The Lenkov-verse is a media franchise that consists of a group of three interconnected television reboots that share a fictional universe, and their related media. All three of the television series, Hawaii Five-0, MacGyver, and Magnum P.I., are developed by Peter M. Lenkov who also served as the showrunner on the series. They are each American crime dramas that aired on CBS. Hawaii Five-0 revolves around a task force, led by Steve McGarrett, that investigates crimes in Hawaii. MacGyver centers around Angus MacGyver who uses nonviolent methods to keep the world safe, with the help of a team of undercover government agents. Magnum P.I. follows private investigator Thomas Magnum, who solves crimes in Hawaii with the help of his friends. The universe is also connected to the so-called Bellisario-verse, which consists of the entire NCIS franchise and JAG, via two direct crossovers between Hawaii Five-0 and NCIS: Los Angeles.

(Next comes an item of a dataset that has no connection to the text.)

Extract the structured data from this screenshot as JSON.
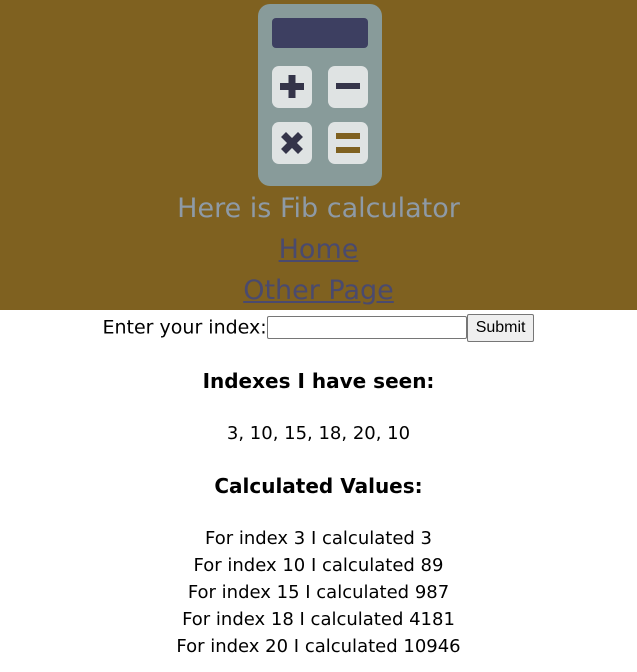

Pretty Little Liars: Original Sin is an American slasher teen drama mystery streaming television series created by Roberto Aguirre-Sacasa and Lindsay Calhoon Bring for HBO Max. It is the fourth television series in the Pretty Little Liars franchise, which is based on the novel series written by Sara Shepard, and set within the same continuity as the previous series. The series follows the lives of a group of teenage girls who begin receiving terror from a mysterious assailant named "A", holding them responsible for something tragic that happened in the past. The series features an ensemble cast, headed by Bailee Madison, Chandler Kinney, Zaria, Malia Pyles, and Maia Reficco.
Hellraiser is an upcoming American supernatural horror film directed by David Bruckner, with a screenplay by Ben Collins and Luke Piotrowski, from a screen story they co-wrote with David Goyer. Intended to serve as a reimagining of Clive Barker's 1987 film of the same name and the eleventh installment overall of the Hellraiser franchise, the film will adhere closely to the source material novella by Barker, The Hellbound Heart. The film stars Odessa A'zion and Jamie Clayton. The project is a co-production between Spyglass Media Group and Phantom Four Films.
In a lot of ways, a remake and a reboot are similar concepts. They are both brand-new versions of previous movies. However, "reboot" is more commonly used for film franchises, while "remake" is more often used for stand-alone movies.
Newhart is that rare beast in the TV world: a show where all of the retooling paid off because the producers were keenly attuned to what was and wasn’t working on their show.